PROBLEM DESCRIPTION
Examine each line in the records below for the word "icon". Report how many lines contain it, and nothing else.

DATA TO USE
════════

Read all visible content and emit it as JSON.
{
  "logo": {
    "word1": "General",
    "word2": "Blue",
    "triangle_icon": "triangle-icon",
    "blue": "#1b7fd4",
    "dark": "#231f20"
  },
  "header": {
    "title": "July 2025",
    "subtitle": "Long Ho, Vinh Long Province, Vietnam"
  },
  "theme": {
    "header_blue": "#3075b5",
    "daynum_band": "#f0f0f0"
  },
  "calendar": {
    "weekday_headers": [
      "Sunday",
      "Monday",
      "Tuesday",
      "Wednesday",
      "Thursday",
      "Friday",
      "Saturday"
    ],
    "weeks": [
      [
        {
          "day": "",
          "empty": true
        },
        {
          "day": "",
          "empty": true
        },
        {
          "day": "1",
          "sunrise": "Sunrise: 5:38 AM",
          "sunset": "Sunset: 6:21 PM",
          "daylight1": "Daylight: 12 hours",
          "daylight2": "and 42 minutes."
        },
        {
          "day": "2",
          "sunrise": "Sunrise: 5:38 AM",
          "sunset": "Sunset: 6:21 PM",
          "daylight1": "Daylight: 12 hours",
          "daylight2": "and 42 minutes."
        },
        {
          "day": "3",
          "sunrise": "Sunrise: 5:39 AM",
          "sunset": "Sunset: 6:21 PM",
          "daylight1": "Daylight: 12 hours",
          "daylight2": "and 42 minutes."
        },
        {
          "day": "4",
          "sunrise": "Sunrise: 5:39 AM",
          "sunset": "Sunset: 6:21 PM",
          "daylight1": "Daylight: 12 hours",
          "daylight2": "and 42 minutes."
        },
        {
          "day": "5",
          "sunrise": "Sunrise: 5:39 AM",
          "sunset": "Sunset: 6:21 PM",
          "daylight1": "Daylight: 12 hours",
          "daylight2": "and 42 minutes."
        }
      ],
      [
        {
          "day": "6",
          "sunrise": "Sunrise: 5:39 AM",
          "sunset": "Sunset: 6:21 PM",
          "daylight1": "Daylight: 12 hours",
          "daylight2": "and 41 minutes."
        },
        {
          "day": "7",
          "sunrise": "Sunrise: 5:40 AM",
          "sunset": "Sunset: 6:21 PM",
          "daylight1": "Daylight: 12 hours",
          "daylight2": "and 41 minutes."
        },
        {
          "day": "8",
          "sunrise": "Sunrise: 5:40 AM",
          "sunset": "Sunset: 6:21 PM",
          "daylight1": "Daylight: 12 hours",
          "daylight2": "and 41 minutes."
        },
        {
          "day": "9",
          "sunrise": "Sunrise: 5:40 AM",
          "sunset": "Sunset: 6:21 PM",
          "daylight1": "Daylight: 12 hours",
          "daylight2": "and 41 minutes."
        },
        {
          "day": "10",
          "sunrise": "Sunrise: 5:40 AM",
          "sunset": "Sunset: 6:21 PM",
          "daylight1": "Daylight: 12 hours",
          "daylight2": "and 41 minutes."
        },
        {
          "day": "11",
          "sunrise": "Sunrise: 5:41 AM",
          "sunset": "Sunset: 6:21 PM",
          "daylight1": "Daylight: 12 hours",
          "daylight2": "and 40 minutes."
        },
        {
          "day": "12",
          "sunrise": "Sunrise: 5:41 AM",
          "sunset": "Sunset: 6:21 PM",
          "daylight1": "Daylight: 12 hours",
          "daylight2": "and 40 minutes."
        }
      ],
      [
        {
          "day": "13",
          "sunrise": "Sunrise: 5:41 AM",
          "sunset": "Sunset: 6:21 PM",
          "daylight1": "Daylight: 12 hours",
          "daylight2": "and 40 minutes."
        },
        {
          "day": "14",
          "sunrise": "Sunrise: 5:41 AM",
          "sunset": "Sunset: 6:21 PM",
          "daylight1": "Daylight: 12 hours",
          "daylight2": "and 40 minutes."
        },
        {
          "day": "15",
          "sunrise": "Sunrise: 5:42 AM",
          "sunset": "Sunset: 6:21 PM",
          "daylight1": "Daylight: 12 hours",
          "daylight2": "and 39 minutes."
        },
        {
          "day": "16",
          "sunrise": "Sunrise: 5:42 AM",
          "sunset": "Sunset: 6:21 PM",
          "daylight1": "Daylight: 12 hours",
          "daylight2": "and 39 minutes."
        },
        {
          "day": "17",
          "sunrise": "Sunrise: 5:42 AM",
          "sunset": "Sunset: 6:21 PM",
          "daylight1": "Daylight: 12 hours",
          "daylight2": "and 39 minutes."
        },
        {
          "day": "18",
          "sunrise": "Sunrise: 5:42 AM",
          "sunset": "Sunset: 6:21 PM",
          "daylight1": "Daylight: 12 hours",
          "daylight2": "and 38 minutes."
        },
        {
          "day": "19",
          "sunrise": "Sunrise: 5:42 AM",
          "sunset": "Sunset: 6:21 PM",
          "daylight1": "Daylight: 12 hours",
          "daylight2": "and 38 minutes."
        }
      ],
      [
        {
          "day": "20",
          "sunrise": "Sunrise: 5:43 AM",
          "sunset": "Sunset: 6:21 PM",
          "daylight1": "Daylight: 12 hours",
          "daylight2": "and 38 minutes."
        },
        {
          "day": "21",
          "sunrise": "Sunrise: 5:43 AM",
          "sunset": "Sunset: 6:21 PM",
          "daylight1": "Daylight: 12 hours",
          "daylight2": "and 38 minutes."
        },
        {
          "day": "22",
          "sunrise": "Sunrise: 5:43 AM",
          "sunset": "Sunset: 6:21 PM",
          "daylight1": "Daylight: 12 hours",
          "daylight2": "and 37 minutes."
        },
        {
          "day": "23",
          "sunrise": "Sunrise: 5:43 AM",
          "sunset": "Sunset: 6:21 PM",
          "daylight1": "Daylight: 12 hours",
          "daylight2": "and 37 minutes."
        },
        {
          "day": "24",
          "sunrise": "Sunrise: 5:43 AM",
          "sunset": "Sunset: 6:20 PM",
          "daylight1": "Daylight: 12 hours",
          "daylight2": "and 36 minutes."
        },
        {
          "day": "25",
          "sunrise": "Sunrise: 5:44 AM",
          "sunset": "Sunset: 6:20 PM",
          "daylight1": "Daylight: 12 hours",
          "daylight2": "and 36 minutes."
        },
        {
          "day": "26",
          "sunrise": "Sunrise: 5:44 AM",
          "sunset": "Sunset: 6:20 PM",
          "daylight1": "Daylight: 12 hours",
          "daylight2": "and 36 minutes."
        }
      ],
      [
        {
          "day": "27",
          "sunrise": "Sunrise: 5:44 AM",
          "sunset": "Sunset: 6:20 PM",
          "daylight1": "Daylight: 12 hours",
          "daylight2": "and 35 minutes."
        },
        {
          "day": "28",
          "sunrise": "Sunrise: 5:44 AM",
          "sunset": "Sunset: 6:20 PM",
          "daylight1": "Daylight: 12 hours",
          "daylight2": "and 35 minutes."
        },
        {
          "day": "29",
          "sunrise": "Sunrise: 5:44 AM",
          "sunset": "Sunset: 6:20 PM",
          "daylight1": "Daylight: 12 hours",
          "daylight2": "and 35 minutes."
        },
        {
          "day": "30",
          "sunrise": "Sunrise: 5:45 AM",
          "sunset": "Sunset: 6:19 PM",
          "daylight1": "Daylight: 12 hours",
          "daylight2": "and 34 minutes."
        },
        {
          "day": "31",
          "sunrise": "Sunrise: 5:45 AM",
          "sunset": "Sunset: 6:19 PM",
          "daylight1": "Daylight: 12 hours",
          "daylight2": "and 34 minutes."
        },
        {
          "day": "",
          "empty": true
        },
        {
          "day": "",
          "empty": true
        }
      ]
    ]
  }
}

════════

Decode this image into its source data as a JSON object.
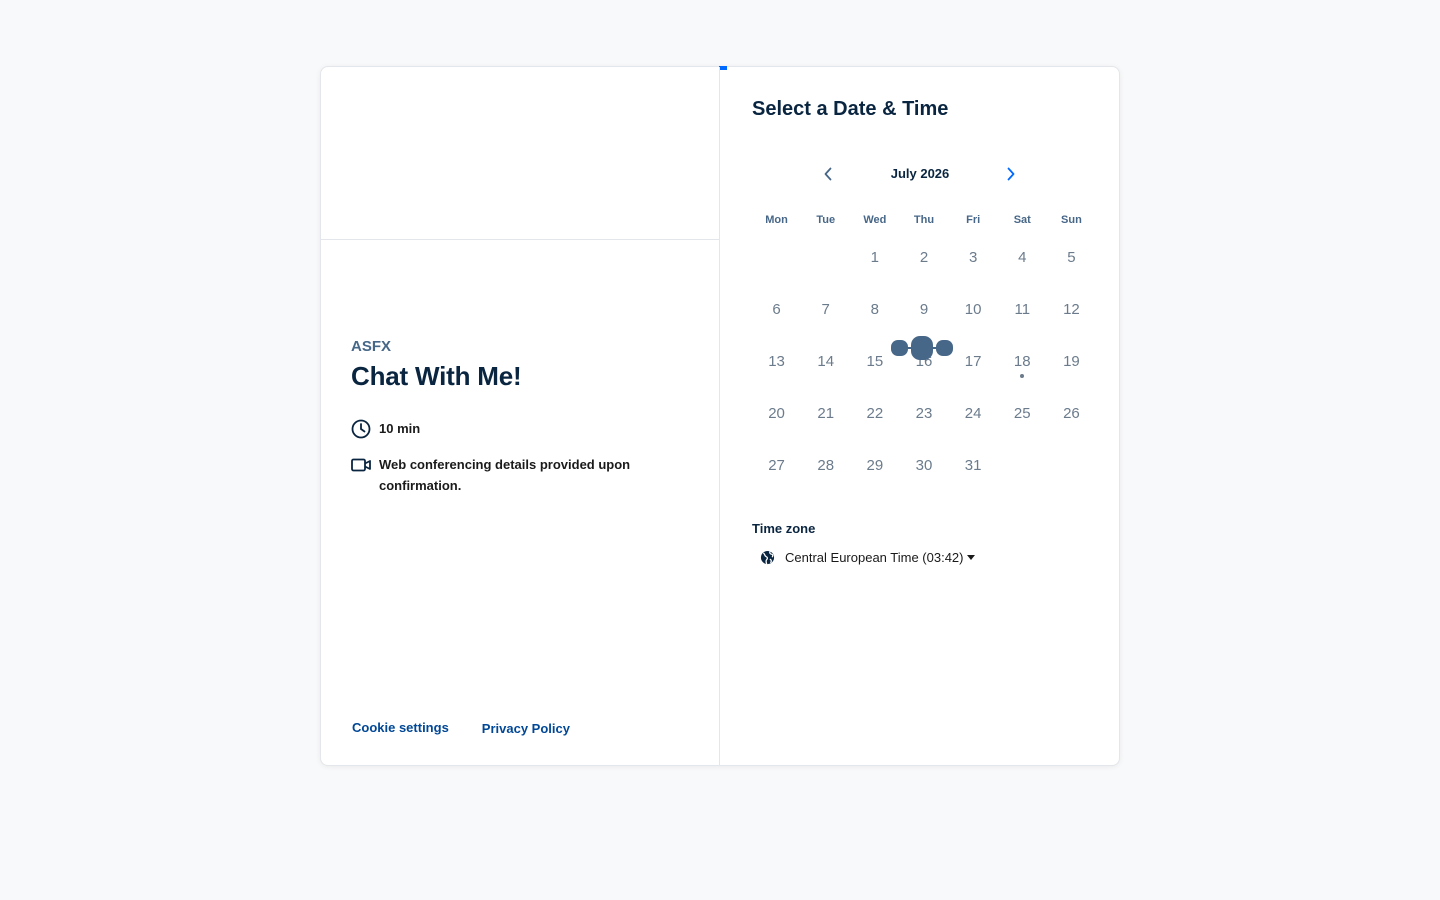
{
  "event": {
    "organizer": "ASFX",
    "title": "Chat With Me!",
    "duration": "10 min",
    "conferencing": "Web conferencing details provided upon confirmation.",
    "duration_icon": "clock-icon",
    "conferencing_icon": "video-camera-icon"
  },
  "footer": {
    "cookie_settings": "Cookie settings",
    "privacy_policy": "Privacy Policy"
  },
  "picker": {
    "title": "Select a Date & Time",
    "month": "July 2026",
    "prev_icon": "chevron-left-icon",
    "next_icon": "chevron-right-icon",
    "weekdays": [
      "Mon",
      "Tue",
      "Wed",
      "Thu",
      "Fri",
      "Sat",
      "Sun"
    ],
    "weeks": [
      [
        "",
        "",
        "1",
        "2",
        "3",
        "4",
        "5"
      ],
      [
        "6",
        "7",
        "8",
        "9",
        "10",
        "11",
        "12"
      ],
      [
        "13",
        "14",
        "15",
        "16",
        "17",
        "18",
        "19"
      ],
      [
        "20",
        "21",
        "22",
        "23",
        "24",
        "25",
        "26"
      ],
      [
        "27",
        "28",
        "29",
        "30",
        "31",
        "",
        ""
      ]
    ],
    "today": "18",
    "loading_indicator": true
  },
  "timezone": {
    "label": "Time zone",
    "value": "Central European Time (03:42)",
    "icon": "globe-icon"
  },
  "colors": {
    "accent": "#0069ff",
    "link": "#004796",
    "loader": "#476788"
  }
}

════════

RESULT OF THIS TASK
6